Work instruction
Every entry below needs to be repeated exactly as written.

Provided records START

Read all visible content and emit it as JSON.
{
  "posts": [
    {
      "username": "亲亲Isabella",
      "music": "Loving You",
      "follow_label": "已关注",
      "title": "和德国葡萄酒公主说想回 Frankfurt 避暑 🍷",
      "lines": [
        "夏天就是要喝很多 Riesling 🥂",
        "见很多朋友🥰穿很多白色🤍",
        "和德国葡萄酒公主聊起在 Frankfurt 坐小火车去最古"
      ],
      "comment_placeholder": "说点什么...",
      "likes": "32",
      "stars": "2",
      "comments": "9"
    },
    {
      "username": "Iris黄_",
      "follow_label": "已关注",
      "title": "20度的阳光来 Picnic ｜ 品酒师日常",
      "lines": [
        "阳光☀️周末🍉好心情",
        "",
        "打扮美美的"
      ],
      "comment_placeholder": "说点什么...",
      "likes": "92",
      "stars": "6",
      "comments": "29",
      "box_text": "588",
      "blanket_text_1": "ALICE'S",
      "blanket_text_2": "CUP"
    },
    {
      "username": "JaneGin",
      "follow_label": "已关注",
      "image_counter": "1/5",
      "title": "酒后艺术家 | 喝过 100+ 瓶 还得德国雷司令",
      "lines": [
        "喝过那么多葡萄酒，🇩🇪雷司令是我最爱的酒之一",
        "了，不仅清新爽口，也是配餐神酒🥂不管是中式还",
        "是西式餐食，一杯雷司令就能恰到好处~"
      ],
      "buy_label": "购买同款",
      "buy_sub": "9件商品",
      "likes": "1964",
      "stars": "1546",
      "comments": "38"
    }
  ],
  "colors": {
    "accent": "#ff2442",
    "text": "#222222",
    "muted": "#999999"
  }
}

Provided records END

Solution to this task
Read all visible content and emit it as JSON.
{
  "posts": [
    {
      "username": "亲亲Isabella",
      "music": "Loving You",
      "follow_label": "已关注",
      "title": "和德国葡萄酒公主说想回 Frankfurt 避暑 🍷",
      "lines": [
        "夏天就是要喝很多 Riesling 🥂",
        "见很多朋友🥰穿很多白色🤍",
        "和德国葡萄酒公主聊起在 Frankfurt 坐小火车去最古"
      ],
      "comment_placeholder": "说点什么...",
      "likes": "32",
      "stars": "2",
      "comments": "9"
    },
    {
      "username": "Iris黄_",
      "follow_label": "已关注",
      "title": "20度的阳光来 Picnic ｜ 品酒师日常",
      "lines": [
        "阳光☀️周末🍉好心情",
        "",
        "打扮美美的"
      ],
      "comment_placeholder": "说点什么...",
      "likes": "92",
      "stars": "6",
      "comments": "29",
      "box_text": "588",
      "blanket_text_1": "ALICE'S",
      "blanket_text_2": "CUP"
    },
    {
      "username": "JaneGin",
      "follow_label": "已关注",
      "image_counter": "1/5",
      "title": "酒后艺术家 | 喝过 100+ 瓶 还得德国雷司令",
      "lines": [
        "喝过那么多葡萄酒，🇩🇪雷司令是我最爱的酒之一",
        "了，不仅清新爽口，也是配餐神酒🥂不管是中式还",
        "是西式餐食，一杯雷司令就能恰到好处~"
      ],
      "buy_label": "购买同款",
      "buy_sub": "9件商品",
      "likes": "1964",
      "stars": "1546",
      "comments": "38"
    }
  ],
  "colors": {
    "accent": "#ff2442",
    "text": "#222222",
    "muted": "#999999"
  }
}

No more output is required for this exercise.